Activity
Each entry is to be restated word for word, with nothing omitted.

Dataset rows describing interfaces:
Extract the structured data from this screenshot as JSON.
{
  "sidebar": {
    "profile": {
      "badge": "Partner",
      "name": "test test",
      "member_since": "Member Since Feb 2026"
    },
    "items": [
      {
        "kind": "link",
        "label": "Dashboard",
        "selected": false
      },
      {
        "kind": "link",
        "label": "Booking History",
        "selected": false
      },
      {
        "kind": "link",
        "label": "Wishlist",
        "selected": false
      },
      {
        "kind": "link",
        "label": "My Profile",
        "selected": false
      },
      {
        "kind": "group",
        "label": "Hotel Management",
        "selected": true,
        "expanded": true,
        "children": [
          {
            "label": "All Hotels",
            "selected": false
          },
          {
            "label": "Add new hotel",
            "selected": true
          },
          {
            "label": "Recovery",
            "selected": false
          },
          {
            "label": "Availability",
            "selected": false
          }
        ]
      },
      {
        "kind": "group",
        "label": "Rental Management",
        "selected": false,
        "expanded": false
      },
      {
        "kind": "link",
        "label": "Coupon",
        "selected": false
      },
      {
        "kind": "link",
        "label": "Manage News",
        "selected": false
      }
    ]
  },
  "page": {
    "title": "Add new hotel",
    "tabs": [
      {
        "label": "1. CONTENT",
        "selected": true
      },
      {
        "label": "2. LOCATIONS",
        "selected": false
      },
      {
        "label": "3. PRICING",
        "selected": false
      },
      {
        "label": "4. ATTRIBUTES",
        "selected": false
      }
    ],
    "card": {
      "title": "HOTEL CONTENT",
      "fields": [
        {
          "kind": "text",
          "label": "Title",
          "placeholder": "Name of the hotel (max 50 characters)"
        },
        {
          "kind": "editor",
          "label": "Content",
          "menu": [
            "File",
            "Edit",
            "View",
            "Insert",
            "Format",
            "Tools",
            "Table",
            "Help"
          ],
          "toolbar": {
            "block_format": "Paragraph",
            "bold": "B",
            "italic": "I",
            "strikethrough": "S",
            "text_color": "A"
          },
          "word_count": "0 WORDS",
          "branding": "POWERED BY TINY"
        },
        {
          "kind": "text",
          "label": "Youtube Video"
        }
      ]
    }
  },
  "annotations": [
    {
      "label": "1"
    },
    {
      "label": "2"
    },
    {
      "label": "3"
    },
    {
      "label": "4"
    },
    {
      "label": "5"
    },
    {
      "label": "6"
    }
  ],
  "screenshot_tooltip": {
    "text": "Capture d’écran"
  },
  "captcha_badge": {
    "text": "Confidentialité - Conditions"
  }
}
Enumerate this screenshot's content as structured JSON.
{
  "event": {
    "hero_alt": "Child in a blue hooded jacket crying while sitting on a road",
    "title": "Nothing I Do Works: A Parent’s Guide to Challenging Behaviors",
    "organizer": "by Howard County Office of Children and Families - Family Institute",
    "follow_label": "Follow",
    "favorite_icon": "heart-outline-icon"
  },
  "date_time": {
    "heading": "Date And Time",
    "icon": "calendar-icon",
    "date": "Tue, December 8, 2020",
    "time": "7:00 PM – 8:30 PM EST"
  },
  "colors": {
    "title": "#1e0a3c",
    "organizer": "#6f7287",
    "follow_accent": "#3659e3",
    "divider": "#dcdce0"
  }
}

Answer for the task
Extract the structured data from this screenshot as JSON.
{
  "sidebar": {
    "profile": {
      "badge": "Partner",
      "name": "test test",
      "member_since": "Member Since Feb 2026"
    },
    "items": [
      {
        "kind": "link",
        "label": "Dashboard",
        "selected": false
      },
      {
        "kind": "link",
        "label": "Booking History",
        "selected": false
      },
      {
        "kind": "link",
        "label": "Wishlist",
        "selected": false
      },
      {
        "kind": "link",
        "label": "My Profile",
        "selected": false
      },
      {
        "kind": "group",
        "label": "Hotel Management",
        "selected": true,
        "expanded": true,
        "children": [
          {
            "label": "All Hotels",
            "selected": false
          },
          {
            "label": "Add new hotel",
            "selected": true
          },
          {
            "label": "Recovery",
            "selected": false
          },
          {
            "label": "Availability",
            "selected": false
          }
        ]
      },
      {
        "kind": "group",
        "label": "Rental Management",
        "selected": false,
        "expanded": false
      },
      {
        "kind": "link",
        "label": "Coupon",
        "selected": false
      },
      {
        "kind": "link",
        "label": "Manage News",
        "selected": false
      }
    ]
  },
  "page": {
    "title": "Add new hotel",
    "tabs": [
      {
        "label": "1. CONTENT",
        "selected": true
      },
      {
        "label": "2. LOCATIONS",
        "selected": false
      },
      {
        "label": "3. PRICING",
        "selected": false
      },
      {
        "label": "4. ATTRIBUTES",
        "selected": false
      }
    ],
    "card": {
      "title": "HOTEL CONTENT",
      "fields": [
        {
          "kind": "text",
          "label": "Title",
          "placeholder": "Name of the hotel (max 50 characters)"
        },
        {
          "kind": "editor",
          "label": "Content",
          "menu": [
            "File",
            "Edit",
            "View",
            "Insert",
            "Format",
            "Tools",
            "Table",
            "Help"
          ],
          "toolbar": {
            "block_format": "Paragraph",
            "bold": "B",
            "italic": "I",
            "strikethrough": "S",
            "text_color": "A"
          },
          "word_count": "0 WORDS",
          "branding": "POWERED BY TINY"
        },
        {
          "kind": "text",
          "label": "Youtube Video"
        }
      ]
    }
  },
  "annotations": [
    {
      "label": "1"
    },
    {
      "label": "2"
    },
    {
      "label": "3"
    },
    {
      "label": "4"
    },
    {
      "label": "5"
    },
    {
      "label": "6"
    }
  ],
  "screenshot_tooltip": {
    "text": "Capture d’écran"
  },
  "captcha_badge": {
    "text": "Confidentialité - Conditions"
  }
}
Enumerate this screenshot's content as structured JSON.
{
  "event": {
    "hero_alt": "Child in a blue hooded jacket crying while sitting on a road",
    "title": "Nothing I Do Works: A Parent’s Guide to Challenging Behaviors",
    "organizer": "by Howard County Office of Children and Families - Family Institute",
    "follow_label": "Follow",
    "favorite_icon": "heart-outline-icon"
  },
  "date_time": {
    "heading": "Date And Time",
    "icon": "calendar-icon",
    "date": "Tue, December 8, 2020",
    "time": "7:00 PM – 8:30 PM EST"
  },
  "colors": {
    "title": "#1e0a3c",
    "organizer": "#6f7287",
    "follow_accent": "#3659e3",
    "divider": "#dcdce0"
  }
}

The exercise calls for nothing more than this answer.